▶ **EXERCISE BRIEF**:
Output all entries below exactly as they are given.

▶ **DATA TO PROCESS**:
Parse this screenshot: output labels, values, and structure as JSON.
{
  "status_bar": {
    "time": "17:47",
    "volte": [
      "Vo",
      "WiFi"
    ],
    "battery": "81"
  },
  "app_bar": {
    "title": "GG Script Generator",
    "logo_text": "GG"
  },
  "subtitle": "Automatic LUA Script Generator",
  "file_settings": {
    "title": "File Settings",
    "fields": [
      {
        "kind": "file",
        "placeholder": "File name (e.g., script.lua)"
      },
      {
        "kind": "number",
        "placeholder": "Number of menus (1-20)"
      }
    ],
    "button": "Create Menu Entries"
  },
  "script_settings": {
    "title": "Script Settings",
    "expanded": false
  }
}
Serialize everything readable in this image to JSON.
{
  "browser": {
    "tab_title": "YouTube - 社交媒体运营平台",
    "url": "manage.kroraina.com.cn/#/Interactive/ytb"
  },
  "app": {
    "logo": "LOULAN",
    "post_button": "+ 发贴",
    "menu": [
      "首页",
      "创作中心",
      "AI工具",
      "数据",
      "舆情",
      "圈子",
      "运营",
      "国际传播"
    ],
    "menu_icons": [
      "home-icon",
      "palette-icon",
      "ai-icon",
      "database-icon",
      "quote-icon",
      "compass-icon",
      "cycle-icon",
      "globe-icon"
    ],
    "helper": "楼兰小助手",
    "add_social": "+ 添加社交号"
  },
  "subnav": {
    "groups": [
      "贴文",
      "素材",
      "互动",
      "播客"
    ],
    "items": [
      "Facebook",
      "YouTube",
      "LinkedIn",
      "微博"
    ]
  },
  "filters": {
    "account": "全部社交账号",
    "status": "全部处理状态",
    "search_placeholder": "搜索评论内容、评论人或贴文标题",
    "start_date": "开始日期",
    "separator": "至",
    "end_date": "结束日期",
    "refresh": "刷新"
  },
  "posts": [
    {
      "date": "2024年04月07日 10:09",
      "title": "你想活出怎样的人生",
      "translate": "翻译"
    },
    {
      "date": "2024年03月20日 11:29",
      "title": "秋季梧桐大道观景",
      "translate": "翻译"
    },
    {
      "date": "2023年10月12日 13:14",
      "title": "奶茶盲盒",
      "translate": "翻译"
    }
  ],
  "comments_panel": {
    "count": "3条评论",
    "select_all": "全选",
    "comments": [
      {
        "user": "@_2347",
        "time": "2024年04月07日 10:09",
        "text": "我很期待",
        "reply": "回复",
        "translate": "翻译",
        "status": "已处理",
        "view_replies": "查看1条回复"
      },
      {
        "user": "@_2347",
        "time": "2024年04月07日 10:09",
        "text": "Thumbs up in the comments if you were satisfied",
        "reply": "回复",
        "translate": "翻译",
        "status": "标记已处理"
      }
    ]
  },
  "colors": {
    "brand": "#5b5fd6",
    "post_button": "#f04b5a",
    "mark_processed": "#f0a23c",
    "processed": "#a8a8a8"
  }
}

▶ **TASK RESPONSE**:
Parse this screenshot: output labels, values, and structure as JSON.
{
  "status_bar": {
    "time": "17:47",
    "volte": [
      "Vo",
      "WiFi"
    ],
    "battery": "81"
  },
  "app_bar": {
    "title": "GG Script Generator",
    "logo_text": "GG"
  },
  "subtitle": "Automatic LUA Script Generator",
  "file_settings": {
    "title": "File Settings",
    "fields": [
      {
        "kind": "file",
        "placeholder": "File name (e.g., script.lua)"
      },
      {
        "kind": "number",
        "placeholder": "Number of menus (1-20)"
      }
    ],
    "button": "Create Menu Entries"
  },
  "script_settings": {
    "title": "Script Settings",
    "expanded": false
  }
}
Serialize everything readable in this image to JSON.
{
  "browser": {
    "tab_title": "YouTube - 社交媒体运营平台",
    "url": "manage.kroraina.com.cn/#/Interactive/ytb"
  },
  "app": {
    "logo": "LOULAN",
    "post_button": "+ 发贴",
    "menu": [
      "首页",
      "创作中心",
      "AI工具",
      "数据",
      "舆情",
      "圈子",
      "运营",
      "国际传播"
    ],
    "menu_icons": [
      "home-icon",
      "palette-icon",
      "ai-icon",
      "database-icon",
      "quote-icon",
      "compass-icon",
      "cycle-icon",
      "globe-icon"
    ],
    "helper": "楼兰小助手",
    "add_social": "+ 添加社交号"
  },
  "subnav": {
    "groups": [
      "贴文",
      "素材",
      "互动",
      "播客"
    ],
    "items": [
      "Facebook",
      "YouTube",
      "LinkedIn",
      "微博"
    ]
  },
  "filters": {
    "account": "全部社交账号",
    "status": "全部处理状态",
    "search_placeholder": "搜索评论内容、评论人或贴文标题",
    "start_date": "开始日期",
    "separator": "至",
    "end_date": "结束日期",
    "refresh": "刷新"
  },
  "posts": [
    {
      "date": "2024年04月07日 10:09",
      "title": "你想活出怎样的人生",
      "translate": "翻译"
    },
    {
      "date": "2024年03月20日 11:29",
      "title": "秋季梧桐大道观景",
      "translate": "翻译"
    },
    {
      "date": "2023年10月12日 13:14",
      "title": "奶茶盲盒",
      "translate": "翻译"
    }
  ],
  "comments_panel": {
    "count": "3条评论",
    "select_all": "全选",
    "comments": [
      {
        "user": "@_2347",
        "time": "2024年04月07日 10:09",
        "text": "我很期待",
        "reply": "回复",
        "translate": "翻译",
        "status": "已处理",
        "view_replies": "查看1条回复"
      },
      {
        "user": "@_2347",
        "time": "2024年04月07日 10:09",
        "text": "Thumbs up in the comments if you were satisfied",
        "reply": "回复",
        "translate": "翻译",
        "status": "标记已处理"
      }
    ]
  },
  "colors": {
    "brand": "#5b5fd6",
    "post_button": "#f04b5a",
    "mark_processed": "#f0a23c",
    "processed": "#a8a8a8"
  }
}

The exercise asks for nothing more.